Jokes aside, the technical problems throughout the concert marred an otherwise faultless performance with the band often put off their stride as their on-stage monitors constantly needing to be adjusted. Even worse was to come though as flautist Kelly Petlane?s microphone was out of order for most of his time on stage, at one point forcing him to gently shift backing vocalist Moyahabo "Queen" Ranyama out of the way so that he could use her mic for his pennywhistle solo. Even Vusi himself couldn?t escape the gremlins with his microphone giving up the ghost and leaving the audience to frantically lip-read for the last bars of 'Untitled', a song about the pain of separation written by poet Raks Seakhoa.
About halfway through the concert my thoughts turned to the relevance of the music that we were hearing. These iconic songs without doubt played their part in bringing an unjust system to its knees, but what role did they have to play in the current South Africa? Surely the time for political freedom songs was past and if artists wanted to politicise their music it was time to sing of HIV, corruption and terrorism? Yet, as anyone listening to Mahlasela sing will quickly realise, it is the sheer universality of his music that accounts for much of its power.
One of the most inspirational songs to come out of South Africa in recent years, 'When You Come Back' is possibly the most pertinent example of this. It was written about the tentative return of political exiles to the country in the early '90s and although its original audience may have changed, at a time when large numbers of skilled expatriates are both leaving and considering returning to South Africa it is a theme that resonates as loudly today as it did when first released in 1992.
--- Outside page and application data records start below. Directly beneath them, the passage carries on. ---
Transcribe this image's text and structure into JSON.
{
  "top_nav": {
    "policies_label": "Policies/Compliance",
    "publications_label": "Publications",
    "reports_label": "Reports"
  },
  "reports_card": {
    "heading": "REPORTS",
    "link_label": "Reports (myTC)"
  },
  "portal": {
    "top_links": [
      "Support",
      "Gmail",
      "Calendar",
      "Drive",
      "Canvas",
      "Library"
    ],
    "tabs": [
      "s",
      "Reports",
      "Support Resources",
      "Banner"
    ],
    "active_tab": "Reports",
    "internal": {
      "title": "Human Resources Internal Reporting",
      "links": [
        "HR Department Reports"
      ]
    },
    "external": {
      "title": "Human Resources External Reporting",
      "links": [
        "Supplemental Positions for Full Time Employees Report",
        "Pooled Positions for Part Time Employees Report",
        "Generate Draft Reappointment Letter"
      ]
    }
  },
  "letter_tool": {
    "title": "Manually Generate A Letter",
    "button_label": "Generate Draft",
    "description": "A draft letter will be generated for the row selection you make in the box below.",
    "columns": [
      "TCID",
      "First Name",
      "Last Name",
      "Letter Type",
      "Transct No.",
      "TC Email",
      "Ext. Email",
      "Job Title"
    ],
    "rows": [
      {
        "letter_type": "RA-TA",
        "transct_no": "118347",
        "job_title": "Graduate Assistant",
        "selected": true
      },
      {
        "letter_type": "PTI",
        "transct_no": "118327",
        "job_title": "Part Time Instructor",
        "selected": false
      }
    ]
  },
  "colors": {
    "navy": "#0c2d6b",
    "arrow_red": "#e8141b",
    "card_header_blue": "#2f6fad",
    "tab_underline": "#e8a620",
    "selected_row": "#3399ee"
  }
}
Vusi first came to prominence in the mid-eighties as a political poet and typical of many of Vusi?s songs it is in a style that he refers to as "muso-poetry", combining spoken word with delicate guitar harmonies. It sounded as if he was singing to all of those South Africans living abroad: "We?ll be ringing the bells when you come back, we?ll be beating the drums when you back?"
With many of his lyrics in African languages, he preceded most of the songs with a brief comment about what inspired the song and what it meant to him. From the forced removals endured by his grandfather to the conciliatory scene of Nelson Mandela and F.W. de Klerk receiving the Nobel peace prize together (?Two Birds?), he reminded us all of past injustice, but at the same time persuaded us not to dwell on the past but to look to the future with hope.
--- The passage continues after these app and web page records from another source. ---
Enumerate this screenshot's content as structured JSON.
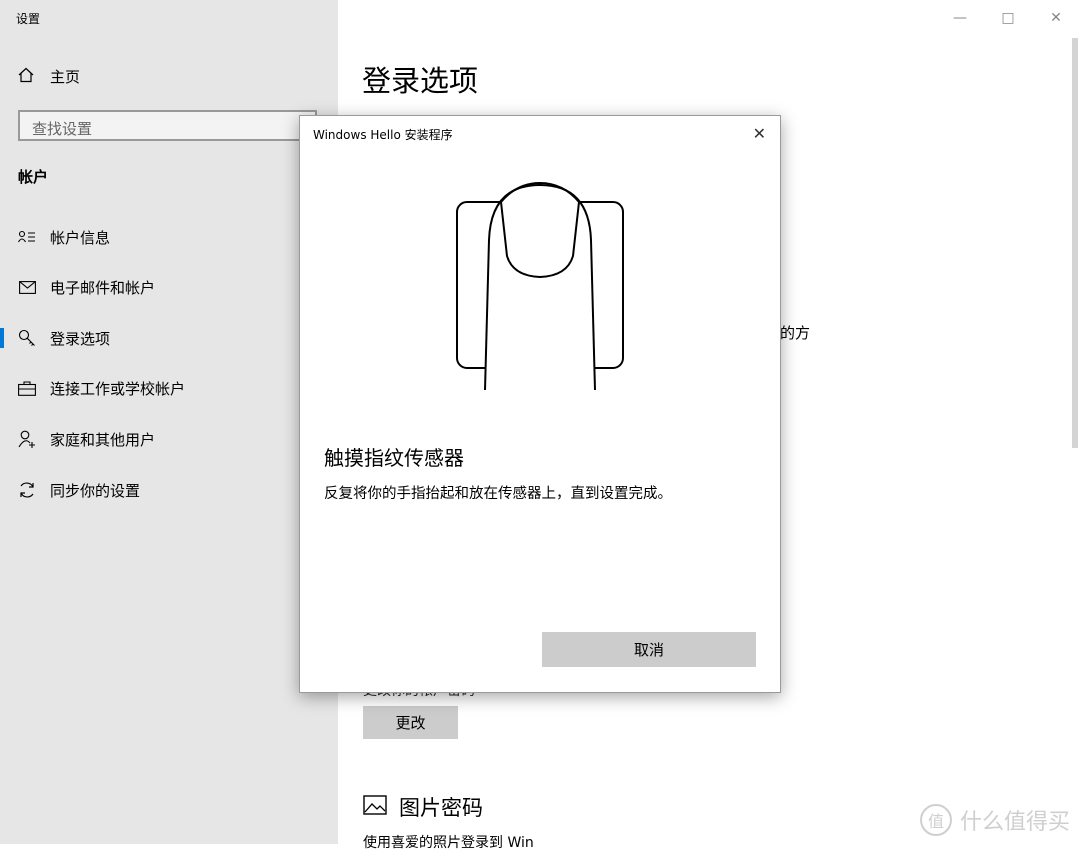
{
  "window": {
    "title": "设置"
  },
  "sidebar": {
    "home_label": "主页",
    "search_placeholder": "查找设置",
    "section": "帐户",
    "items": [
      {
        "label": "帐户信息",
        "icon": "account-info-icon"
      },
      {
        "label": "电子邮件和帐户",
        "icon": "mail-icon"
      },
      {
        "label": "登录选项",
        "icon": "key-icon"
      },
      {
        "label": "连接工作或学校帐户",
        "icon": "briefcase-icon"
      },
      {
        "label": "家庭和其他用户",
        "icon": "add-user-icon"
      },
      {
        "label": "同步你的设置",
        "icon": "sync-icon"
      }
    ]
  },
  "main": {
    "title": "登录选项",
    "partial_text": "的方",
    "change_label_partial": "更改你的帐户密码",
    "change_button": "更改",
    "picture_password_title": "图片密码",
    "picture_password_desc": "使用喜爱的照片登录到 Win"
  },
  "dialog": {
    "title": "Windows Hello 安装程序",
    "heading": "触摸指纹传感器",
    "body": "反复将你的手指抬起和放在传感器上，直到设置完成。",
    "cancel": "取消"
  },
  "watermark": {
    "text": "什么值得买",
    "logo_char": "值"
  },
  "colors": {
    "accent": "#0078d7",
    "sidebar_bg": "#e6e6e6",
    "button_bg": "#cccccc"
  }
}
Ably assisted on stage by his Proud People?s Band, the highlight of the night for many, particularly the large number of foreigners in the audience, was Mahlasela's version of the classic protest song, 'Weeping'. Originally written by Tom Fox of the band Bright Blue, Vusi?s voice was perfectly suited to bring the delicate, questioning lyrics to life. With beautiful three-way vocal harmonies between Mahlasela, "Queen" Ranyama and Moses Mafiri I?m fairly sure it wasn?t the cool night air that sent shivers down the back of my neck. Followed by Miriam Makeba's smash hit 'Patta Patta' the crowd was on their feet and dancing like there was no tomorrow.
And then all too soon, after nearly three hours on stage, it was over.
As Nadine Gordimer has famously said of Vusi, he "sings as a bird does: in total response to being alive. He is a national treasure." Judging by the response of the thousand-strong crowd at the Spier Amphitheatre even that isn't compliment enough. With his increasing popularity in America, thanks partly to ex-South African Dave Matthews, who recently signed Vusi in the States to his ATO record label, we?ll be seeing less and less of this troubadour in the months to come.
The more I soaked up the music during the concert, the more I become convinced that Vusi is the voice of this "new" South Africa. His recognition of the past combined with an unbending positive outlook for the future, his songs of hope, beauty and joy should be required listening for all South Africans.